*Task item:* Copy all the lines of the data that include the word "text".

*** Begin section ***

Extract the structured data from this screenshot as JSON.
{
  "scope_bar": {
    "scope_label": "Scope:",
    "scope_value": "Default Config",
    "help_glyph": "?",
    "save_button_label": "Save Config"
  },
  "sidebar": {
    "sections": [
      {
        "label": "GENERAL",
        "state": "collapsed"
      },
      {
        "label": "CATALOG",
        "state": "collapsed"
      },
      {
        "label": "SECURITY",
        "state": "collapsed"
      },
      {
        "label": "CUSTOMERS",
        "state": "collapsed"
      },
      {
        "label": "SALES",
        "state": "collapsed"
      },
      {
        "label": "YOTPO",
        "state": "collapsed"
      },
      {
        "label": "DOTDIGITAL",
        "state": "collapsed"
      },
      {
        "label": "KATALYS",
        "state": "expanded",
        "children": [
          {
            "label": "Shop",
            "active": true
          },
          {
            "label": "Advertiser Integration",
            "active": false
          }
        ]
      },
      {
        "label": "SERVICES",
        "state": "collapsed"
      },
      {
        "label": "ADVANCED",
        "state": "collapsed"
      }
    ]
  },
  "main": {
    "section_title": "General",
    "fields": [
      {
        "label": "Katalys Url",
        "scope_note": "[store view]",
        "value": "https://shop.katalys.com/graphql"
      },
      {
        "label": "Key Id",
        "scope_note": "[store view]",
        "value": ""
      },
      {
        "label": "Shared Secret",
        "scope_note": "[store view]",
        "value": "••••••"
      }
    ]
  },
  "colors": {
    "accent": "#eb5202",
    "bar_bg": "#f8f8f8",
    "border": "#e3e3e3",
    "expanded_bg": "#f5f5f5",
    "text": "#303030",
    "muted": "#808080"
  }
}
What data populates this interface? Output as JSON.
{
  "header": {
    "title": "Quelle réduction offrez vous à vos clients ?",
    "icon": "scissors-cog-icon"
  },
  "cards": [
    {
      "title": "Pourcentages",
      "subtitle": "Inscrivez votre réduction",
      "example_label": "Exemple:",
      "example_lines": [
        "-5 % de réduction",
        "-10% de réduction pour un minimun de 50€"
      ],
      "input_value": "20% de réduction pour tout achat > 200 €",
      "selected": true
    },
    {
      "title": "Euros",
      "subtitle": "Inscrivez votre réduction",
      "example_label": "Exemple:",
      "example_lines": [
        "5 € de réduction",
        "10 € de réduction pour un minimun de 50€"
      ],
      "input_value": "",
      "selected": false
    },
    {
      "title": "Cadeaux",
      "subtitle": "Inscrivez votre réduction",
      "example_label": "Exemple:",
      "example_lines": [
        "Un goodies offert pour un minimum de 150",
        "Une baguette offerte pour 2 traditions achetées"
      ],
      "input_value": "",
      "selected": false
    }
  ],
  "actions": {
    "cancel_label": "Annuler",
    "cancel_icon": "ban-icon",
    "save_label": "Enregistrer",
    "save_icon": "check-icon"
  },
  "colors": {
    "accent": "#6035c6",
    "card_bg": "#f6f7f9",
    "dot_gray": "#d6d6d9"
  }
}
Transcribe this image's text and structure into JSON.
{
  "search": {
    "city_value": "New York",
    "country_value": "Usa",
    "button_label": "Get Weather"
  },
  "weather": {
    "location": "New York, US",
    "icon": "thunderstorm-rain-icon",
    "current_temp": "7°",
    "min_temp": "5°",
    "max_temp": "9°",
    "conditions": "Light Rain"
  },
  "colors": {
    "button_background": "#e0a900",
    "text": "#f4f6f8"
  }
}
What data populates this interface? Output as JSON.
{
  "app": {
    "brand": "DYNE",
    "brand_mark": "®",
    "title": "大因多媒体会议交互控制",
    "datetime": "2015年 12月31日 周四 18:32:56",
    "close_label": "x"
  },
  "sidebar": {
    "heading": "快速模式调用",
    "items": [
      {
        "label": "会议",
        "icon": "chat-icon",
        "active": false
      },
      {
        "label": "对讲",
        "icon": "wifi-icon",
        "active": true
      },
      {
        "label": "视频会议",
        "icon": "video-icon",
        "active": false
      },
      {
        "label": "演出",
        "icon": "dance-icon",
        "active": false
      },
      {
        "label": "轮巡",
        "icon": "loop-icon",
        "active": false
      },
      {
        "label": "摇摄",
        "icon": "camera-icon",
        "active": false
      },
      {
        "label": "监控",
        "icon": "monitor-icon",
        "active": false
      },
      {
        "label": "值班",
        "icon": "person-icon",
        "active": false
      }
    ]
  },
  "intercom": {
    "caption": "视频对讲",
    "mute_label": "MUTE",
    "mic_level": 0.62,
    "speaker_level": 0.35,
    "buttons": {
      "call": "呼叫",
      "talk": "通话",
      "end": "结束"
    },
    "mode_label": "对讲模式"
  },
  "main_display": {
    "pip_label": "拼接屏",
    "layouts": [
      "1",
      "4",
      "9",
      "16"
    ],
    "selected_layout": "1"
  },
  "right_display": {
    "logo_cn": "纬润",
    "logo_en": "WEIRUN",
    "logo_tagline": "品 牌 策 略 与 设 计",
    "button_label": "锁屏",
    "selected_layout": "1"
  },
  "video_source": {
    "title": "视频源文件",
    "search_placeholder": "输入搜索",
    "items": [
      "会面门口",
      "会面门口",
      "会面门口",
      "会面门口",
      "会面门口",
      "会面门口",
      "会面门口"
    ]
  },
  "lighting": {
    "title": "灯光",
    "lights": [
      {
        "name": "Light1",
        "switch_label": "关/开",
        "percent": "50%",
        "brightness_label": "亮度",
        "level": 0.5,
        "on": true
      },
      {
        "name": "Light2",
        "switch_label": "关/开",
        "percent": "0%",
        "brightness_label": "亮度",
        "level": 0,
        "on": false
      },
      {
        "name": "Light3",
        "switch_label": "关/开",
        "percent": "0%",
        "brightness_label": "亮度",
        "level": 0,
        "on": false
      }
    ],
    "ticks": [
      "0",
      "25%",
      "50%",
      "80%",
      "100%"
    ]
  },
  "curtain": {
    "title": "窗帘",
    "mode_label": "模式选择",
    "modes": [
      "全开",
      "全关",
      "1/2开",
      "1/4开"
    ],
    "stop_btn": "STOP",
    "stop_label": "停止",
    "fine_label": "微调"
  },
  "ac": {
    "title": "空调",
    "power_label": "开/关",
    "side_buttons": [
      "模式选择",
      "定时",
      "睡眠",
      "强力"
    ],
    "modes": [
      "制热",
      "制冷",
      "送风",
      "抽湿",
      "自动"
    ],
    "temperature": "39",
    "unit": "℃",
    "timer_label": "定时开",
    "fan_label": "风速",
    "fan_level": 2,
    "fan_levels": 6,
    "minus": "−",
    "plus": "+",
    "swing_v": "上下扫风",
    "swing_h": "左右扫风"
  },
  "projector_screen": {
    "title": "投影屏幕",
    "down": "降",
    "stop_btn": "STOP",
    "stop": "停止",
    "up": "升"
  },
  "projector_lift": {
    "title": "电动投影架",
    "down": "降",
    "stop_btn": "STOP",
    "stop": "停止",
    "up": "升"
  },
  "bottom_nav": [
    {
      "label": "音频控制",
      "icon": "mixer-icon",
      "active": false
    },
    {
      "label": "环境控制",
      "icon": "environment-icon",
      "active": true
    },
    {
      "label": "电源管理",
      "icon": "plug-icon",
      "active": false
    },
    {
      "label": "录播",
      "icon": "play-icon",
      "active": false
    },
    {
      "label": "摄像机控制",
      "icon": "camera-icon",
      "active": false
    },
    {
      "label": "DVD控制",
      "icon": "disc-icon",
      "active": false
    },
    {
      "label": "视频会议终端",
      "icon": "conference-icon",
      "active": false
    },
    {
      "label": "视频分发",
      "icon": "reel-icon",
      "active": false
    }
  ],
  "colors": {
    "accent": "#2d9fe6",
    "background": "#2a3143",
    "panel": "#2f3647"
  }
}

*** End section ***

*Exercise answer:*
    "text": "#303030",
Transcribe this image's text and structure into JSON.
    "text": "#f4f6f8"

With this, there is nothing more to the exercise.